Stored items
::::

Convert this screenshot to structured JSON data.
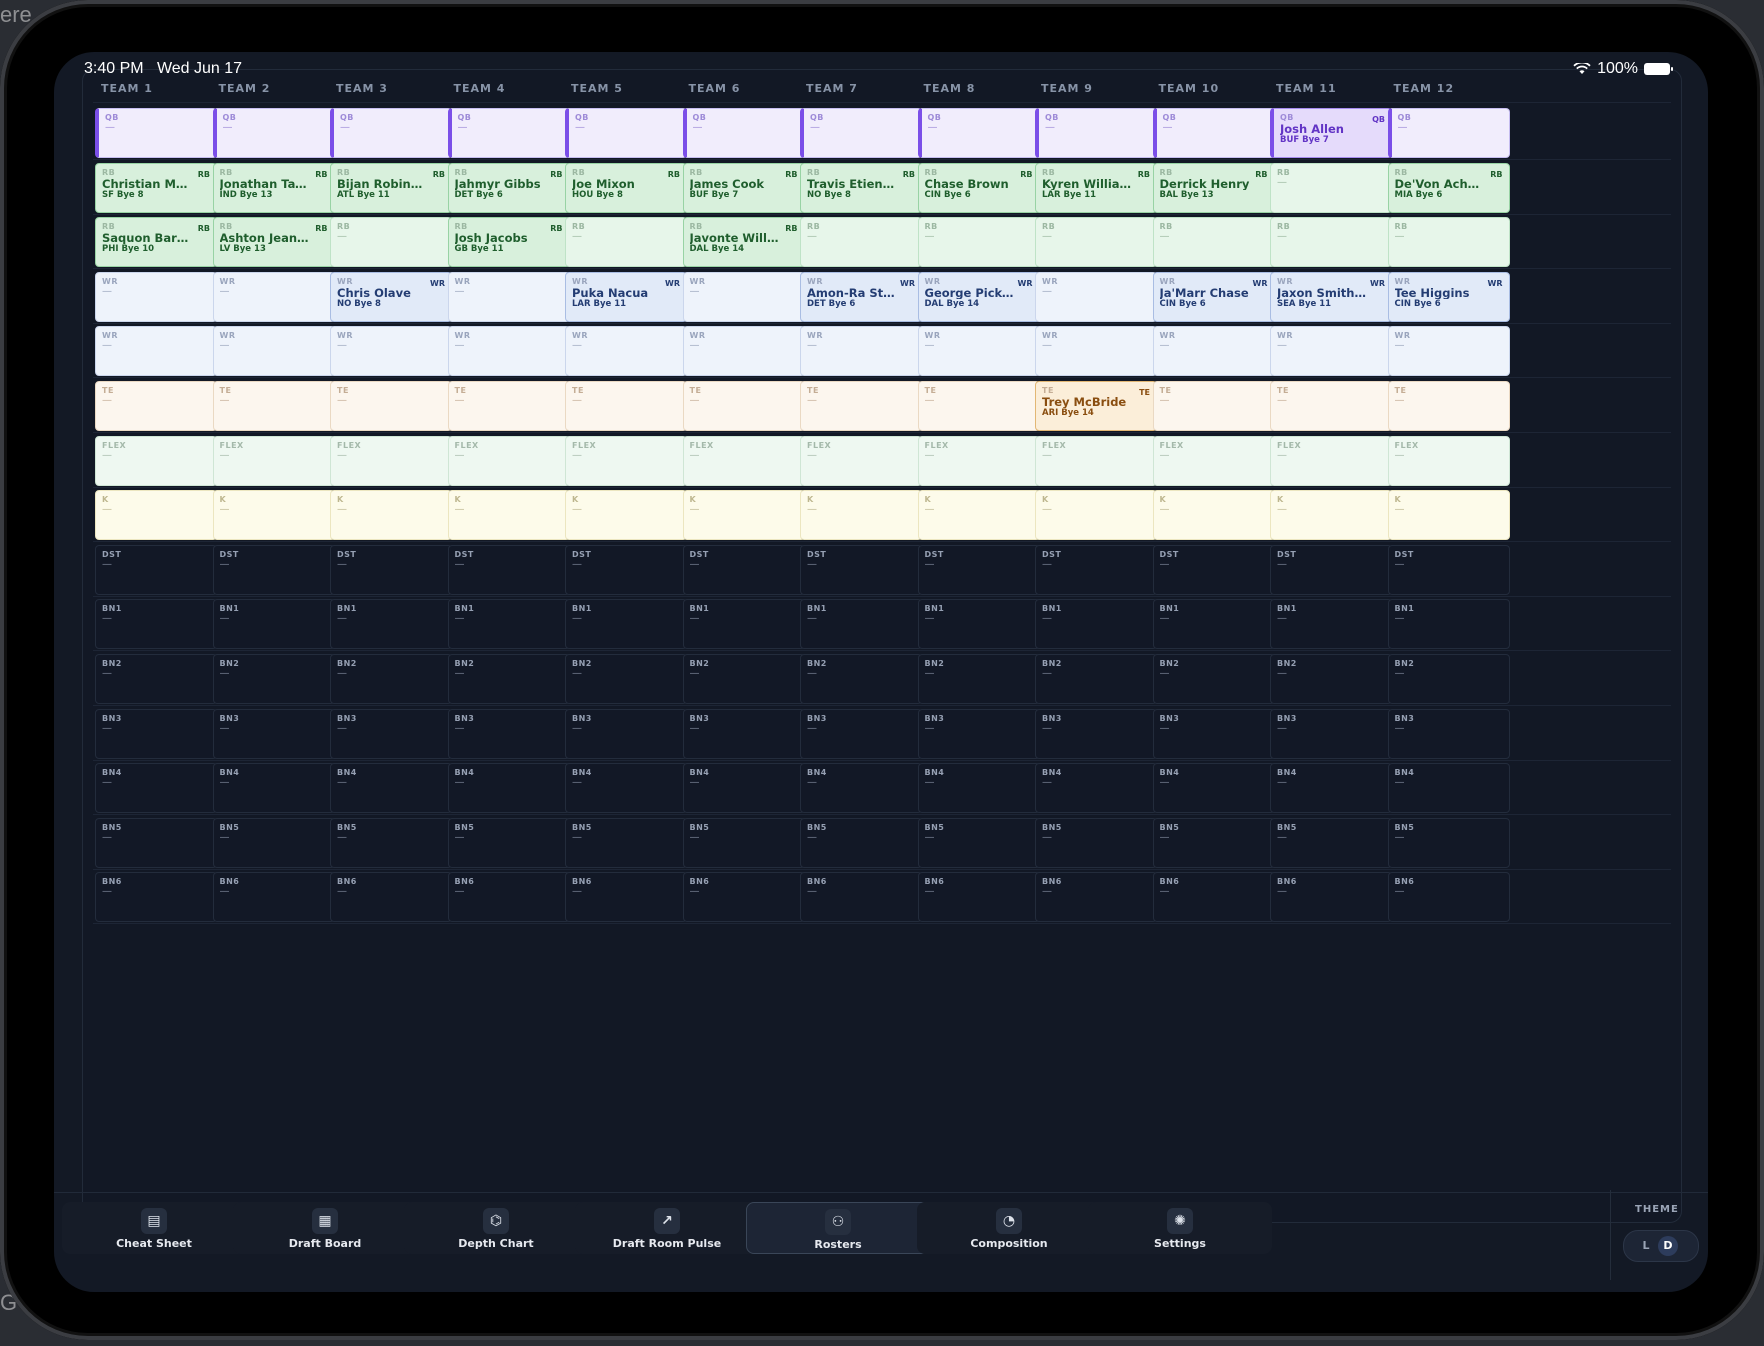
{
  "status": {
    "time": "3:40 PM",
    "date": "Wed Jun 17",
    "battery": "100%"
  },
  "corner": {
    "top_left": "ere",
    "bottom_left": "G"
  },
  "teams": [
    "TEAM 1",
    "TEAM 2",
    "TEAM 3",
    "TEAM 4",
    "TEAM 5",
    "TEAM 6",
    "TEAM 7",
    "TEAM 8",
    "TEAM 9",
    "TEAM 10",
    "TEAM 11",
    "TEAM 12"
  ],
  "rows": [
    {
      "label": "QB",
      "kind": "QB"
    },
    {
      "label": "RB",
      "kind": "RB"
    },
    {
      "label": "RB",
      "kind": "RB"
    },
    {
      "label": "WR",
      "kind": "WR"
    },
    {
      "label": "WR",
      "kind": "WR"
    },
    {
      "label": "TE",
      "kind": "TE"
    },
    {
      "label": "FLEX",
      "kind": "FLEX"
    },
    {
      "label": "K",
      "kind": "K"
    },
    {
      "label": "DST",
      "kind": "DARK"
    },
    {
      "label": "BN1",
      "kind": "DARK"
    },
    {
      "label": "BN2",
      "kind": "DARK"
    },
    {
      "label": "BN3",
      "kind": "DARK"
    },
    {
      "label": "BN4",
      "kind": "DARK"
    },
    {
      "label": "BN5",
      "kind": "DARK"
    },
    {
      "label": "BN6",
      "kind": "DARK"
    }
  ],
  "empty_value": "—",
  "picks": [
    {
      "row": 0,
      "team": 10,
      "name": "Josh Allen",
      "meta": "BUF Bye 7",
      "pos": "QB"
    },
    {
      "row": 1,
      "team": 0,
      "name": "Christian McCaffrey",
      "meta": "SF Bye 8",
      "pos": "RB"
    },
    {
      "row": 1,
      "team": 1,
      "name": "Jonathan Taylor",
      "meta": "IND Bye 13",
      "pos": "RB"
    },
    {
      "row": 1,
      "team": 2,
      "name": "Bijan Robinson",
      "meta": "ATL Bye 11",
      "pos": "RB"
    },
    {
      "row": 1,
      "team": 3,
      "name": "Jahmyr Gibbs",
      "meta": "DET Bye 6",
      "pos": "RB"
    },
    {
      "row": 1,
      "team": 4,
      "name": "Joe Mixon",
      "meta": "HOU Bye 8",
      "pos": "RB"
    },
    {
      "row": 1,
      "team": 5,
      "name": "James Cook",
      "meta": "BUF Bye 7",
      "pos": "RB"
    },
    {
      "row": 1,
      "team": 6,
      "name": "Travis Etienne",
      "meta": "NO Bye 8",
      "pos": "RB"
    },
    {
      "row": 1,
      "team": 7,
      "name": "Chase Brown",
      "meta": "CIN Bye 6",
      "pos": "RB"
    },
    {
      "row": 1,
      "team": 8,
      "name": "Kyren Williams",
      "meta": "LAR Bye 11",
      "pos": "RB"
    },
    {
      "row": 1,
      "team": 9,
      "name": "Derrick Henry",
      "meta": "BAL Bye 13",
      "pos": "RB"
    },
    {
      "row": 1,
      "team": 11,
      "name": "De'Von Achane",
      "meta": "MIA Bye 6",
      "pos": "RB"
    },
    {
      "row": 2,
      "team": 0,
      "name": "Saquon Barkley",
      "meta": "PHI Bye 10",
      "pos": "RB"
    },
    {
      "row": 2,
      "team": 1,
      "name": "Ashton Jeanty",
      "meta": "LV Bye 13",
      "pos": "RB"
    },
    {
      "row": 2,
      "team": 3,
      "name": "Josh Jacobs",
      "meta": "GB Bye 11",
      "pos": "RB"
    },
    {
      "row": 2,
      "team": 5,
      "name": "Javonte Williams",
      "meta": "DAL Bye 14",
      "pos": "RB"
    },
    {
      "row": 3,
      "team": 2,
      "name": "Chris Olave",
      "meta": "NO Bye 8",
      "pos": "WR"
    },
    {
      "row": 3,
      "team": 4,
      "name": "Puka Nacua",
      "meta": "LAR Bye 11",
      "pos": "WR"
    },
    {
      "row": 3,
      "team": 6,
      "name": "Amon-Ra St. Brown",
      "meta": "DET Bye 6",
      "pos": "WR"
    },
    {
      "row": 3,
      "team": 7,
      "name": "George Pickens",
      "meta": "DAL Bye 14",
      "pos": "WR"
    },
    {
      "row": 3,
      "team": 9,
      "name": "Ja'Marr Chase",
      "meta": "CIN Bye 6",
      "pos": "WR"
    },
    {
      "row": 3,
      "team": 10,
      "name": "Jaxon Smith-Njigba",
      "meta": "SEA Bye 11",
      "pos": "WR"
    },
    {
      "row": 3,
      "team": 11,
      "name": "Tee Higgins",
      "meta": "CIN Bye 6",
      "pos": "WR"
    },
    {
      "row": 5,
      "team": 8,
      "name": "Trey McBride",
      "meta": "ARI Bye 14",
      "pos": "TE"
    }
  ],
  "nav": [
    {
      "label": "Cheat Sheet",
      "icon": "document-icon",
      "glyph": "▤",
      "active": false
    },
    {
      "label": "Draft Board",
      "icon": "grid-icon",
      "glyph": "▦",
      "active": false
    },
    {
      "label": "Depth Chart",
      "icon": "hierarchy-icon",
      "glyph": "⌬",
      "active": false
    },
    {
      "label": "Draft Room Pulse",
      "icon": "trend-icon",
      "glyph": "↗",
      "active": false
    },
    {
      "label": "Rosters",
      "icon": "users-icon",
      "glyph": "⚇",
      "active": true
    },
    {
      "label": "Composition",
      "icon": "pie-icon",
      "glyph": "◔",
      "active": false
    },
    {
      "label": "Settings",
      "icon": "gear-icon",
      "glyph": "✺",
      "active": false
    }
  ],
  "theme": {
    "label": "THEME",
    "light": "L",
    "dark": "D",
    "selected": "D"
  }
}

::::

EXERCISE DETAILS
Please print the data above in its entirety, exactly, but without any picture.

ANSWER TO THE EXERCISE
Convert this screenshot to structured JSON data.
{
  "status": {
    "time": "3:40 PM",
    "date": "Wed Jun 17",
    "battery": "100%"
  },
  "corner": {
    "top_left": "ere",
    "bottom_left": "G"
  },
  "teams": [
    "TEAM 1",
    "TEAM 2",
    "TEAM 3",
    "TEAM 4",
    "TEAM 5",
    "TEAM 6",
    "TEAM 7",
    "TEAM 8",
    "TEAM 9",
    "TEAM 10",
    "TEAM 11",
    "TEAM 12"
  ],
  "rows": [
    {
      "label": "QB",
      "kind": "QB"
    },
    {
      "label": "RB",
      "kind": "RB"
    },
    {
      "label": "RB",
      "kind": "RB"
    },
    {
      "label": "WR",
      "kind": "WR"
    },
    {
      "label": "WR",
      "kind": "WR"
    },
    {
      "label": "TE",
      "kind": "TE"
    },
    {
      "label": "FLEX",
      "kind": "FLEX"
    },
    {
      "label": "K",
      "kind": "K"
    },
    {
      "label": "DST",
      "kind": "DARK"
    },
    {
      "label": "BN1",
      "kind": "DARK"
    },
    {
      "label": "BN2",
      "kind": "DARK"
    },
    {
      "label": "BN3",
      "kind": "DARK"
    },
    {
      "label": "BN4",
      "kind": "DARK"
    },
    {
      "label": "BN5",
      "kind": "DARK"
    },
    {
      "label": "BN6",
      "kind": "DARK"
    }
  ],
  "empty_value": "—",
  "picks": [
    {
      "row": 0,
      "team": 10,
      "name": "Josh Allen",
      "meta": "BUF Bye 7",
      "pos": "QB"
    },
    {
      "row": 1,
      "team": 0,
      "name": "Christian McCaffrey",
      "meta": "SF Bye 8",
      "pos": "RB"
    },
    {
      "row": 1,
      "team": 1,
      "name": "Jonathan Taylor",
      "meta": "IND Bye 13",
      "pos": "RB"
    },
    {
      "row": 1,
      "team": 2,
      "name": "Bijan Robinson",
      "meta": "ATL Bye 11",
      "pos": "RB"
    },
    {
      "row": 1,
      "team": 3,
      "name": "Jahmyr Gibbs",
      "meta": "DET Bye 6",
      "pos": "RB"
    },
    {
      "row": 1,
      "team": 4,
      "name": "Joe Mixon",
      "meta": "HOU Bye 8",
      "pos": "RB"
    },
    {
      "row": 1,
      "team": 5,
      "name": "James Cook",
      "meta": "BUF Bye 7",
      "pos": "RB"
    },
    {
      "row": 1,
      "team": 6,
      "name": "Travis Etienne",
      "meta": "NO Bye 8",
      "pos": "RB"
    },
    {
      "row": 1,
      "team": 7,
      "name": "Chase Brown",
      "meta": "CIN Bye 6",
      "pos": "RB"
    },
    {
      "row": 1,
      "team": 8,
      "name": "Kyren Williams",
      "meta": "LAR Bye 11",
      "pos": "RB"
    },
    {
      "row": 1,
      "team": 9,
      "name": "Derrick Henry",
      "meta": "BAL Bye 13",
      "pos": "RB"
    },
    {
      "row": 1,
      "team": 11,
      "name": "De'Von Achane",
      "meta": "MIA Bye 6",
      "pos": "RB"
    },
    {
      "row": 2,
      "team": 0,
      "name": "Saquon Barkley",
      "meta": "PHI Bye 10",
      "pos": "RB"
    },
    {
      "row": 2,
      "team": 1,
      "name": "Ashton Jeanty",
      "meta": "LV Bye 13",
      "pos": "RB"
    },
    {
      "row": 2,
      "team": 3,
      "name": "Josh Jacobs",
      "meta": "GB Bye 11",
      "pos": "RB"
    },
    {
      "row": 2,
      "team": 5,
      "name": "Javonte Williams",
      "meta": "DAL Bye 14",
      "pos": "RB"
    },
    {
      "row": 3,
      "team": 2,
      "name": "Chris Olave",
      "meta": "NO Bye 8",
      "pos": "WR"
    },
    {
      "row": 3,
      "team": 4,
      "name": "Puka Nacua",
      "meta": "LAR Bye 11",
      "pos": "WR"
    },
    {
      "row": 3,
      "team": 6,
      "name": "Amon-Ra St. Brown",
      "meta": "DET Bye 6",
      "pos": "WR"
    },
    {
      "row": 3,
      "team": 7,
      "name": "George Pickens",
      "meta": "DAL Bye 14",
      "pos": "WR"
    },
    {
      "row": 3,
      "team": 9,
      "name": "Ja'Marr Chase",
      "meta": "CIN Bye 6",
      "pos": "WR"
    },
    {
      "row": 3,
      "team": 10,
      "name": "Jaxon Smith-Njigba",
      "meta": "SEA Bye 11",
      "pos": "WR"
    },
    {
      "row": 3,
      "team": 11,
      "name": "Tee Higgins",
      "meta": "CIN Bye 6",
      "pos": "WR"
    },
    {
      "row": 5,
      "team": 8,
      "name": "Trey McBride",
      "meta": "ARI Bye 14",
      "pos": "TE"
    }
  ],
  "nav": [
    {
      "label": "Cheat Sheet",
      "icon": "document-icon",
      "glyph": "▤",
      "active": false
    },
    {
      "label": "Draft Board",
      "icon": "grid-icon",
      "glyph": "▦",
      "active": false
    },
    {
      "label": "Depth Chart",
      "icon": "hierarchy-icon",
      "glyph": "⌬",
      "active": false
    },
    {
      "label": "Draft Room Pulse",
      "icon": "trend-icon",
      "glyph": "↗",
      "active": false
    },
    {
      "label": "Rosters",
      "icon": "users-icon",
      "glyph": "⚇",
      "active": true
    },
    {
      "label": "Composition",
      "icon": "pie-icon",
      "glyph": "◔",
      "active": false
    },
    {
      "label": "Settings",
      "icon": "gear-icon",
      "glyph": "✺",
      "active": false
    }
  ],
  "theme": {
    "label": "THEME",
    "light": "L",
    "dark": "D",
    "selected": "D"
  }
}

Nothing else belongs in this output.